© Author(s) 2023. This work is distributed under
the Creative Commons Attribution 4.0 License.

Tethys carbon cycle, India-Eurasia collision, and Cenozoic climate evolution

Lucas Vimpere1, Sébastien Castelltort1, Pietro Sternai2, and Pierre Bouilhol3
Lucas Vimpere et al.
  • 1Department of Earth Sciences, University of Geneva, Geneva, Switzerland (
  • 2Dipartimento di Scienze dell’Ambiente e della Terra, Università degli Studi di Milano-Bicocca, Milano, Italy (
  • 3Centre de Recherches Pétrographiques et Géochimiques, Université de Lorraine, Vandoeuvre-les-Nancy, France (


Since the industrial revolution, the constant increase in atmospheric CO2 had pivotal impacts on global climate with current concentrations being the highest of the last 800 ka. In order to better understand the Earth system and the future evolution of climates, it is essential to study past hyperthermals during which global surface temperature dramatically increased above present levels.
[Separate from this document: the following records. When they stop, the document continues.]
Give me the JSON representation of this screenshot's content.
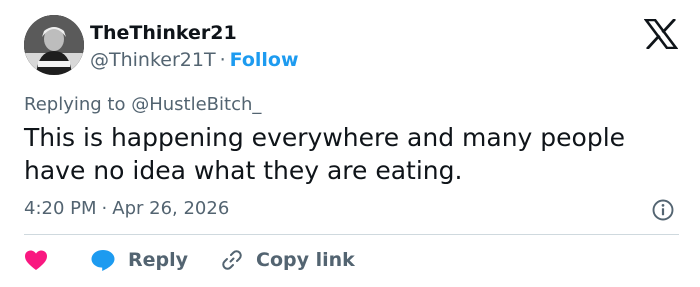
{
  "author": {
    "name": "TheThinker21",
    "handle": "@Thinker21T",
    "separator": "·",
    "follow_label": "Follow"
  },
  "reply_context": {
    "prefix": "Replying to",
    "mention": "@HustleBitch_"
  },
  "tweet": {
    "text": "This is happening everywhere and many people have no idea what they are eating."
  },
  "meta": {
    "time": "4:20 PM",
    "separator": "·",
    "date": "Apr 26, 2026"
  },
  "actions": {
    "reply_label": "Reply",
    "copy_link_label": "Copy link"
  },
  "colors": {
    "accent": "#1d9bf0",
    "like": "#f91880",
    "text": "#0f1419",
    "muted": "#536471",
    "divider": "#cfd9de"
  },
  "icons": [
    "avatar",
    "x-logo-icon",
    "info-icon",
    "heart-icon",
    "reply-bubble-icon",
    "link-icon"
  ]
}
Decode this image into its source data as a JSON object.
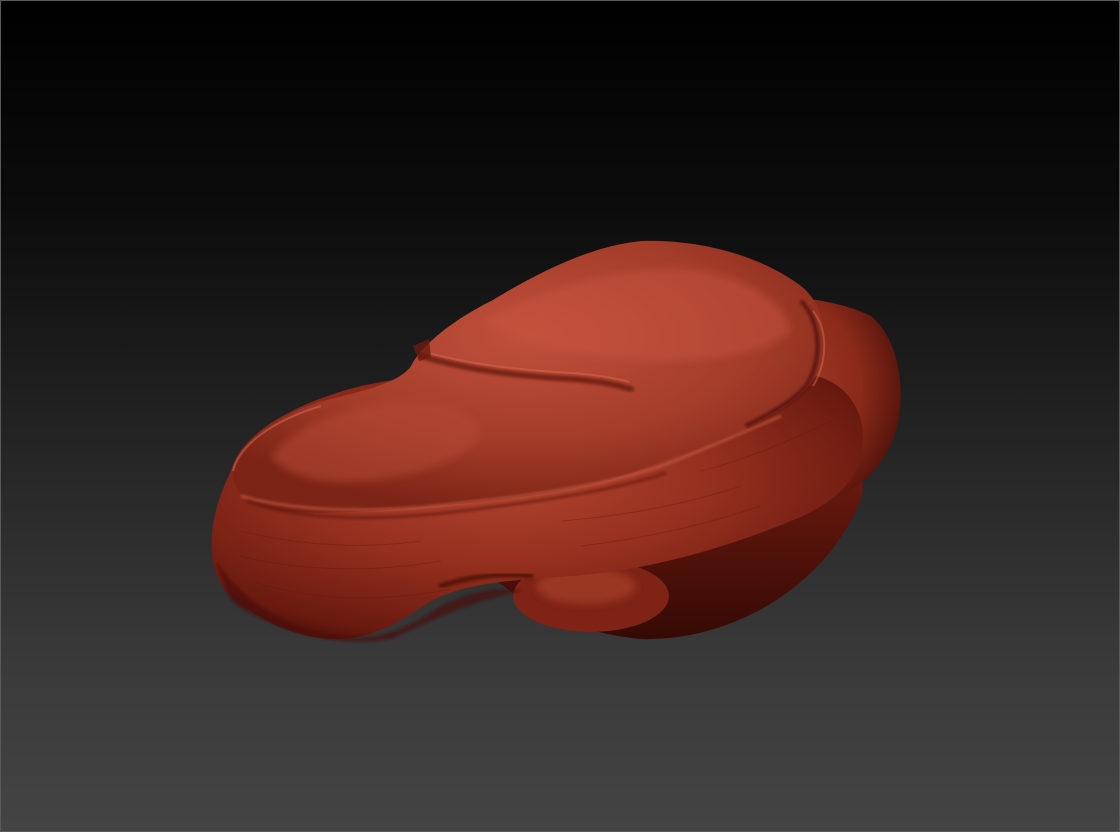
{
  "viewport": {
    "bg_top": "#000000",
    "bg_bottom": "#444444",
    "border_color": "#5a5a5a"
  },
  "model": {
    "material_color": "#8e2a1c",
    "highlight_color": "#c2503b",
    "shadow_color": "#3f0d06"
  }
}
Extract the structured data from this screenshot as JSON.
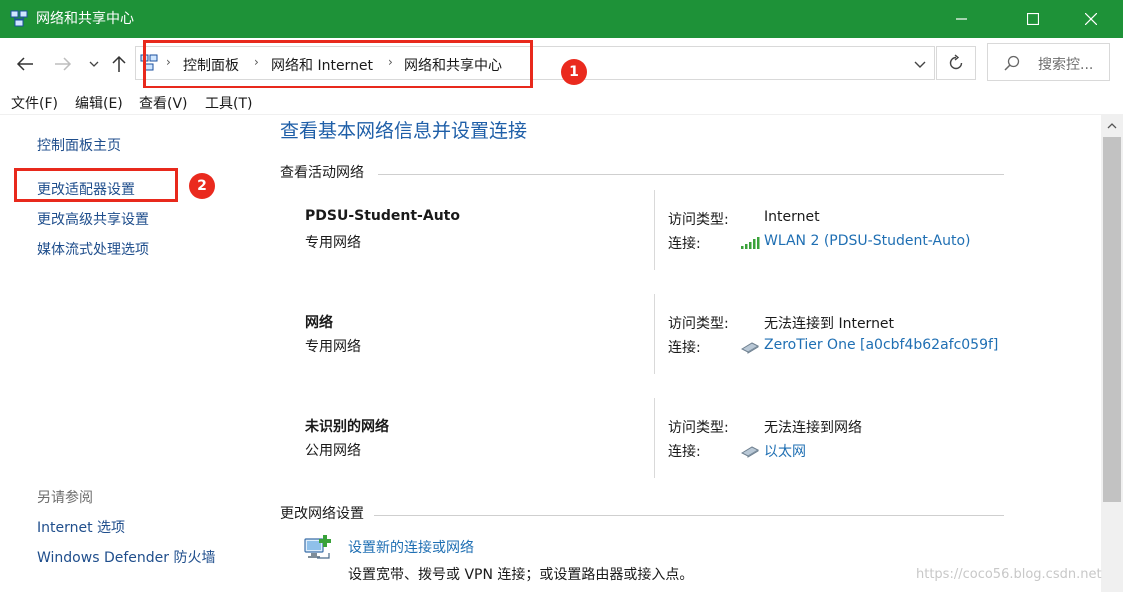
{
  "window": {
    "title": "网络和共享中心",
    "accent_color": "#1e9238"
  },
  "address": {
    "breadcrumbs": [
      "控制面板",
      "网络和 Internet",
      "网络和共享中心"
    ],
    "search_placeholder": "搜索控..."
  },
  "annotations": {
    "marker1": "1",
    "marker2": "2",
    "color": "#e8291c"
  },
  "menu": {
    "file": "文件(F)",
    "edit": "编辑(E)",
    "view": "查看(V)",
    "tools": "工具(T)"
  },
  "sidebar": {
    "items": [
      "控制面板主页",
      "更改适配器设置",
      "更改高级共享设置",
      "媒体流式处理选项"
    ],
    "see_also_label": "另请参阅",
    "see_also": [
      "Internet 选项",
      "Windows Defender 防火墙"
    ]
  },
  "main": {
    "title": "查看基本网络信息并设置连接",
    "active_networks_label": "查看活动网络",
    "access_type_label": "访问类型:",
    "connection_label": "连接:",
    "networks": [
      {
        "name": "PDSU-Student-Auto",
        "type": "专用网络",
        "access": "Internet",
        "connection": "WLAN 2 (PDSU-Student-Auto)",
        "icon": "wifi-signal-icon"
      },
      {
        "name": "网络",
        "type": "专用网络",
        "access": "无法连接到 Internet",
        "connection": "ZeroTier One [a0cbf4b62afc059f]",
        "icon": "ethernet-adapter-icon"
      },
      {
        "name": "未识别的网络",
        "type": "公用网络",
        "access": "无法连接到网络",
        "connection": "以太网",
        "icon": "ethernet-adapter-icon"
      }
    ],
    "change_settings_label": "更改网络设置",
    "setup_link": "设置新的连接或网络",
    "setup_desc": "设置宽带、拨号或 VPN 连接；或设置路由器或接入点。"
  },
  "watermark": "https://coco56.blog.csdn.net"
}
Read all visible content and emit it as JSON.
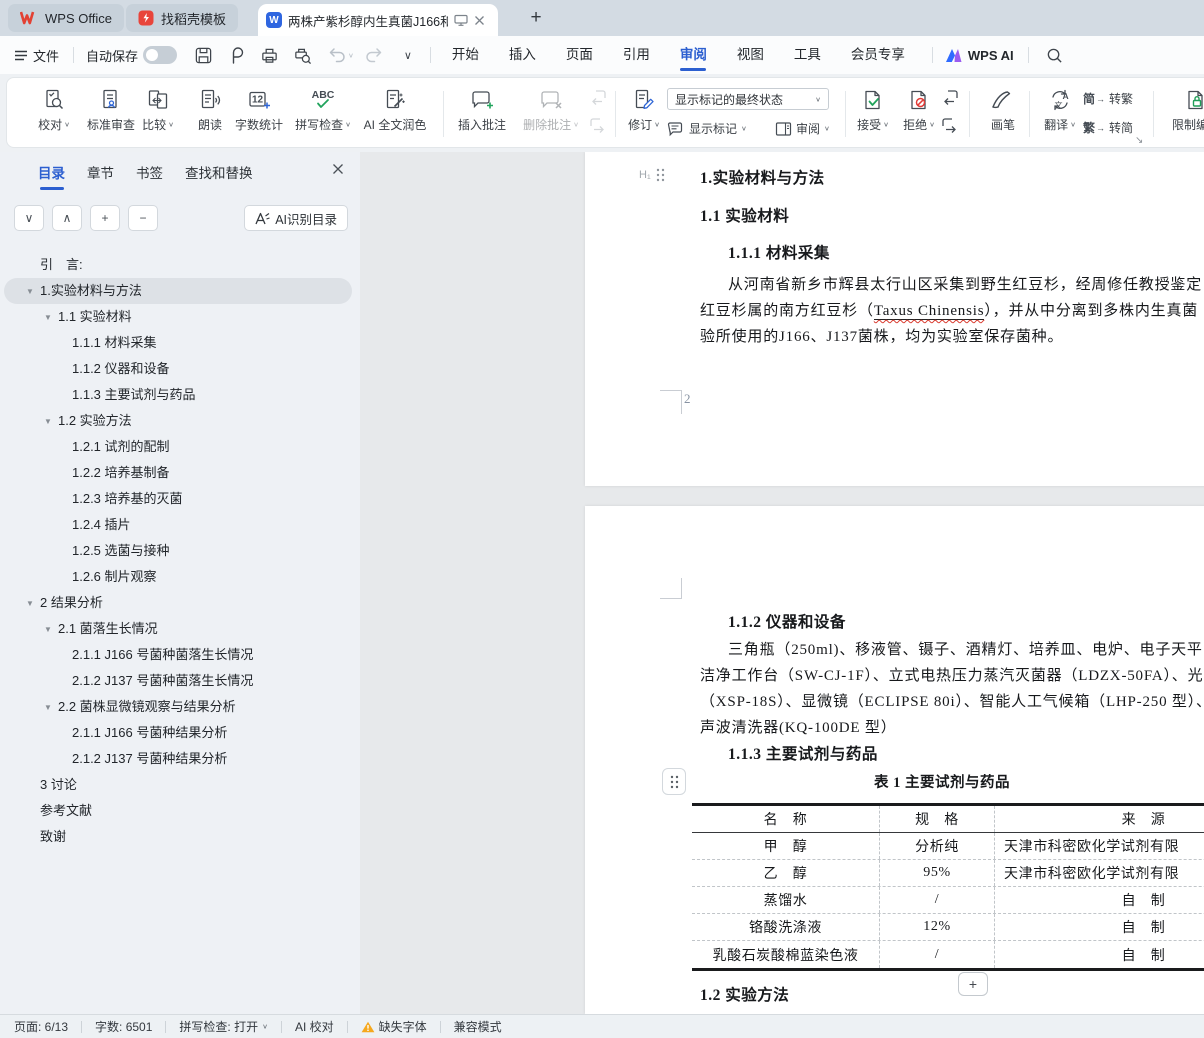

The Himalaya arose from the biggest known continental collision and has been associated with a bustling volcanism, which most likely steered the global warming (+12-14 °C) during the Early Eocene Climatic Optimum (EECO).

We here present the analytic strategy that will be implemented to quantify the carbon cycle within the Kohistan-Ladakh forearc sediments. Whilst the CO2 input (warming) in the atmosphere related to the intensity of subduction magmatism will be quantified using the mercury isotopes, the CO2 sink (cooling) induced by continental alteration of the exhumed units will be studied through different isotopic analyses (e.g., Hf, Nd, Sr). The stratigraphy and the reconstruction of depositional environments will be assessed through conventional field surveys and various dating methods such as, detrital zircon, nannofossils, radiolarians, and calibrated carbon isotopic curves. The overall objective is to establish the influence of the collisional Himalayan chain on global climate changes.

How to cite: Vimpere, L., Castelltort, S., Sternai, P., and Bouilhol, P.: Tethys carbon cycle, India-Eurasia collision, and Cenozoic climate evolution, EGU General Assembly 2023, Vienna, Austria, 24–28 Apr 2023, EGU23-3311,, 2023.